“I love it when I see a table where a kid who is no more than nine years old is chomping down on calamari or eating some mussels,” grinned the affable Aslan. “I’m glad that I stood my ground and did a simplified yet dignified menu. For the first year, I had a hard time, but I stuck to my guns. If I’m going to make it, this is the way. I had to make my own statement.”
And when it comes to how he staffs Sermet’s Courtyard, Aslan again defers to his roots. Not only does his daughter Megan (Aslan) Delli-Gatti manage the front of the house at the restaurant, a man that could be his son runs the kitchen, longtime Sermet’s employee and family friend Casey Crowley. Crowley, who grew up with Delli-Gatti and now serves as Sermet’s executive head chef, a position he took on in August of this year when his brother Brett relinquished the position to help Aslan open up his new James Island restaurant, Sermet’s Southernterranean Cuisine-Bar.
Having the brothers Crowley along with Megan and others from Aslan’s West Ashley extended family on his staff is another key to the Courtyard’s success, said the restauranteur.
“I have a great staff here. They’re so good that for them, I’m really just a soundboard. They come up with the new ideas and look to me for my thoughts. We have a great relationship. Right now, it’s 100 percent about them (Casey and Brett Crowley).”
As for the food itself, fans of Sermet’s Corner in downtown Charleston won’t be disappointed. Though he sold his interest in Sermet’s Corner before opening the Courtyard, Aslan transitioned much of what the downtown restaurant and venue was known for – homemade pasta, sauce, and desserts, food made with southern stylings and a distinct Mediterranean influence. And he also kept a number of the popular dishes he’d served downtown. Fans of Sermet’s Corner will find some of the dishes that made him a local celebrity in the Holy City’s burgeoning food world, dishes like his chicken agnolotti, shrimp couscous, and his signature calamari appetizer.
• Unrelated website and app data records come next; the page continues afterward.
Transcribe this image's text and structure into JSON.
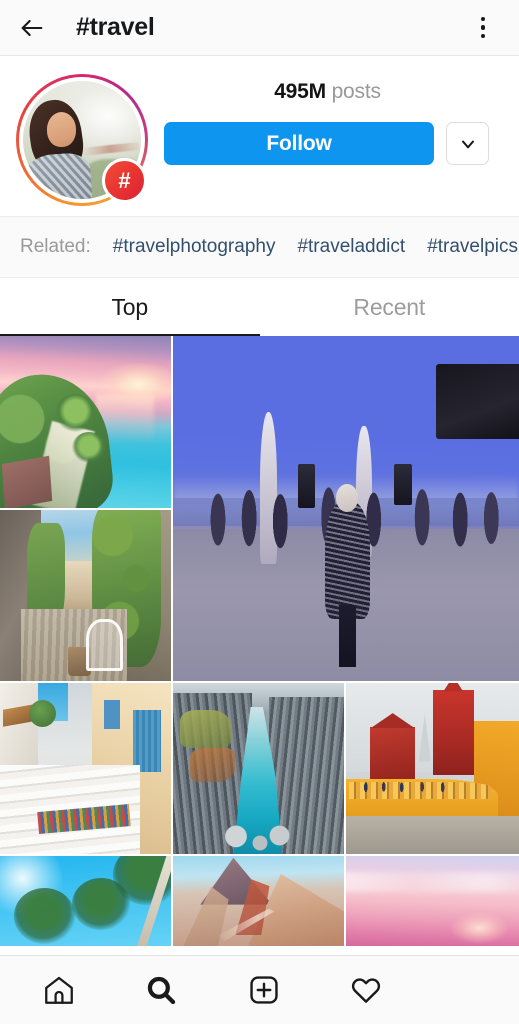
{
  "appbar": {
    "back_icon": "arrow-left-icon",
    "title": "#travel",
    "menu_icon": "more-vertical-icon"
  },
  "hero": {
    "avatar_icon": "hashtag-avatar",
    "badge_label": "#",
    "posts_count": "495M",
    "posts_label": "posts",
    "follow_label": "Follow",
    "chevron_icon": "chevron-down-icon"
  },
  "related": {
    "label": "Related:",
    "tags": [
      "#travelphotography",
      "#traveladdict",
      "#travelpics",
      "#"
    ]
  },
  "tabs": [
    {
      "label": "Top",
      "active": true
    },
    {
      "label": "Recent",
      "active": false
    }
  ],
  "grid": {
    "rows": [
      {
        "type": "feature",
        "cells": [
          {
            "name": "post-tropical-beach-sunset"
          },
          {
            "name": "post-ivy-alley-chair"
          },
          {
            "name": "post-twilight-harbour-crowd"
          }
        ]
      },
      {
        "type": "trio",
        "cells": [
          {
            "name": "post-greek-stairs"
          },
          {
            "name": "post-basalt-canyon-river"
          },
          {
            "name": "post-pena-palace"
          }
        ]
      },
      {
        "type": "partial",
        "cells": [
          {
            "name": "post-palm-trees"
          },
          {
            "name": "post-rainbow-mountain"
          },
          {
            "name": "post-pink-sunset"
          }
        ]
      }
    ]
  },
  "bottomnav": {
    "items": [
      {
        "icon": "home-icon",
        "active": false
      },
      {
        "icon": "search-icon",
        "active": true
      },
      {
        "icon": "add-post-icon",
        "active": false
      },
      {
        "icon": "heart-icon",
        "active": false
      },
      {
        "icon": "profile-icon",
        "active": false
      }
    ]
  },
  "colors": {
    "follow_blue": "#0E95F0",
    "appbar_bg": "#FAFAFA",
    "text_dark": "#18191A",
    "text_muted": "#9A9A9A",
    "tag_blue": "#32506E",
    "badge_red": "#E8332F"
  }
}
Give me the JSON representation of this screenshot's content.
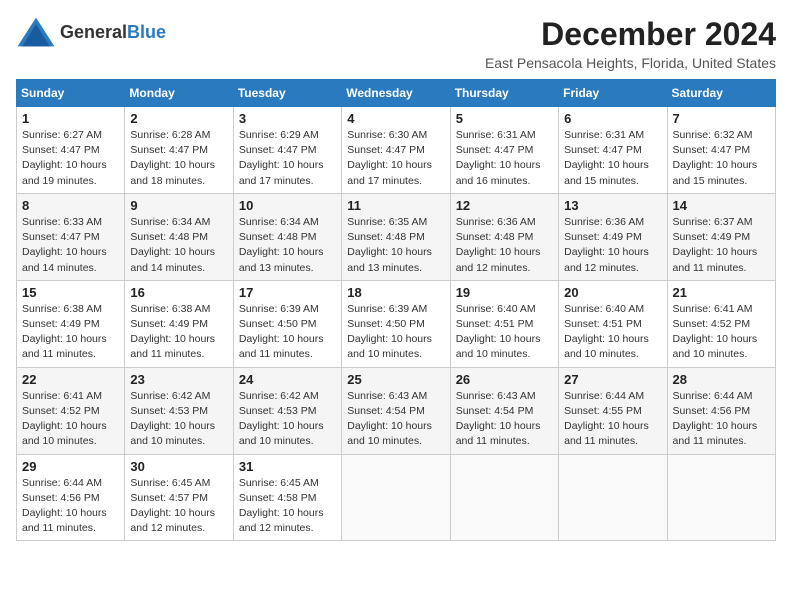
{
  "header": {
    "logo_general": "General",
    "logo_blue": "Blue",
    "title": "December 2024",
    "subtitle": "East Pensacola Heights, Florida, United States"
  },
  "calendar": {
    "days_of_week": [
      "Sunday",
      "Monday",
      "Tuesday",
      "Wednesday",
      "Thursday",
      "Friday",
      "Saturday"
    ],
    "weeks": [
      [
        null,
        {
          "day": 2,
          "sunrise": "6:28 AM",
          "sunset": "4:47 PM",
          "daylight": "10 hours and 18 minutes."
        },
        {
          "day": 3,
          "sunrise": "6:29 AM",
          "sunset": "4:47 PM",
          "daylight": "10 hours and 17 minutes."
        },
        {
          "day": 4,
          "sunrise": "6:30 AM",
          "sunset": "4:47 PM",
          "daylight": "10 hours and 17 minutes."
        },
        {
          "day": 5,
          "sunrise": "6:31 AM",
          "sunset": "4:47 PM",
          "daylight": "10 hours and 16 minutes."
        },
        {
          "day": 6,
          "sunrise": "6:31 AM",
          "sunset": "4:47 PM",
          "daylight": "10 hours and 15 minutes."
        },
        {
          "day": 7,
          "sunrise": "6:32 AM",
          "sunset": "4:47 PM",
          "daylight": "10 hours and 15 minutes."
        }
      ],
      [
        {
          "day": 1,
          "sunrise": "6:27 AM",
          "sunset": "4:47 PM",
          "daylight": "10 hours and 19 minutes."
        },
        null,
        null,
        null,
        null,
        null,
        null
      ],
      [
        {
          "day": 8,
          "sunrise": "6:33 AM",
          "sunset": "4:47 PM",
          "daylight": "10 hours and 14 minutes."
        },
        {
          "day": 9,
          "sunrise": "6:34 AM",
          "sunset": "4:48 PM",
          "daylight": "10 hours and 14 minutes."
        },
        {
          "day": 10,
          "sunrise": "6:34 AM",
          "sunset": "4:48 PM",
          "daylight": "10 hours and 13 minutes."
        },
        {
          "day": 11,
          "sunrise": "6:35 AM",
          "sunset": "4:48 PM",
          "daylight": "10 hours and 13 minutes."
        },
        {
          "day": 12,
          "sunrise": "6:36 AM",
          "sunset": "4:48 PM",
          "daylight": "10 hours and 12 minutes."
        },
        {
          "day": 13,
          "sunrise": "6:36 AM",
          "sunset": "4:49 PM",
          "daylight": "10 hours and 12 minutes."
        },
        {
          "day": 14,
          "sunrise": "6:37 AM",
          "sunset": "4:49 PM",
          "daylight": "10 hours and 11 minutes."
        }
      ],
      [
        {
          "day": 15,
          "sunrise": "6:38 AM",
          "sunset": "4:49 PM",
          "daylight": "10 hours and 11 minutes."
        },
        {
          "day": 16,
          "sunrise": "6:38 AM",
          "sunset": "4:49 PM",
          "daylight": "10 hours and 11 minutes."
        },
        {
          "day": 17,
          "sunrise": "6:39 AM",
          "sunset": "4:50 PM",
          "daylight": "10 hours and 11 minutes."
        },
        {
          "day": 18,
          "sunrise": "6:39 AM",
          "sunset": "4:50 PM",
          "daylight": "10 hours and 10 minutes."
        },
        {
          "day": 19,
          "sunrise": "6:40 AM",
          "sunset": "4:51 PM",
          "daylight": "10 hours and 10 minutes."
        },
        {
          "day": 20,
          "sunrise": "6:40 AM",
          "sunset": "4:51 PM",
          "daylight": "10 hours and 10 minutes."
        },
        {
          "day": 21,
          "sunrise": "6:41 AM",
          "sunset": "4:52 PM",
          "daylight": "10 hours and 10 minutes."
        }
      ],
      [
        {
          "day": 22,
          "sunrise": "6:41 AM",
          "sunset": "4:52 PM",
          "daylight": "10 hours and 10 minutes."
        },
        {
          "day": 23,
          "sunrise": "6:42 AM",
          "sunset": "4:53 PM",
          "daylight": "10 hours and 10 minutes."
        },
        {
          "day": 24,
          "sunrise": "6:42 AM",
          "sunset": "4:53 PM",
          "daylight": "10 hours and 10 minutes."
        },
        {
          "day": 25,
          "sunrise": "6:43 AM",
          "sunset": "4:54 PM",
          "daylight": "10 hours and 10 minutes."
        },
        {
          "day": 26,
          "sunrise": "6:43 AM",
          "sunset": "4:54 PM",
          "daylight": "10 hours and 11 minutes."
        },
        {
          "day": 27,
          "sunrise": "6:44 AM",
          "sunset": "4:55 PM",
          "daylight": "10 hours and 11 minutes."
        },
        {
          "day": 28,
          "sunrise": "6:44 AM",
          "sunset": "4:56 PM",
          "daylight": "10 hours and 11 minutes."
        }
      ],
      [
        {
          "day": 29,
          "sunrise": "6:44 AM",
          "sunset": "4:56 PM",
          "daylight": "10 hours and 11 minutes."
        },
        {
          "day": 30,
          "sunrise": "6:45 AM",
          "sunset": "4:57 PM",
          "daylight": "10 hours and 12 minutes."
        },
        {
          "day": 31,
          "sunrise": "6:45 AM",
          "sunset": "4:58 PM",
          "daylight": "10 hours and 12 minutes."
        },
        null,
        null,
        null,
        null
      ]
    ]
  }
}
Of course that makes sense, as to not introduce those items to the menu at Sermet’s Courtyard would equate to a waste of Aslan’s culinary good name, his reputation. And though many of his Daniel Island offerings reflect his downtown success, the menu continues to evolve, not only seasonally but on a daily basis. Chef Crowley and Aslan are constantly enhancing the restaurant’s specials menu, and each night diners can expect a fresh seafood special offering to be available.
As for his culinary and menu-building philosophy, again Aslan turned to what got him here. “I like to do what I know best, and those are my dishes,” he said. “When people know you, they know this restaurant will be a reflection of the food we serve. And there is no best way of cooking. There’s different cooking. There’s no best chef, there are different chefs. The people who don’t know that, they are the ones who should go to the ‘fashionable’ restaurants. I’m not trying to be the best of anything, I’m just trying to be me.”
And if there’s one thing about Sermet that’s universally appealing, it’s just that, his insistence on being his own person and his own restauranteur. Also appealing is his faith in himself and his love of his new Daniel Island customer base, which he explains with seriousness, sincerity, and seeming wisdom.
“When I announced the opening, many of my downtown restauranteur friends said to me ‘what are you doing on Daniel Island? Nobody makes it there, don’t do it,’” said Aslan, still swirling his wine as he spoke. “But I’m glad I did. I am glad that I endured while keeping my own identity, and I am unbelievably happy with the people here.”
“They bear hug me here now,” he added with a smile, his glass at last drained. “…I am theirs, and I love that.”
Sermet’s Courtyard is located at 115 River Landing Drive, Suite #101. For more information on Sermet’s Courtyard see their website at http://sermets.com/sermets-courtyard. To make a reservation give them a call at (843) 471-1777.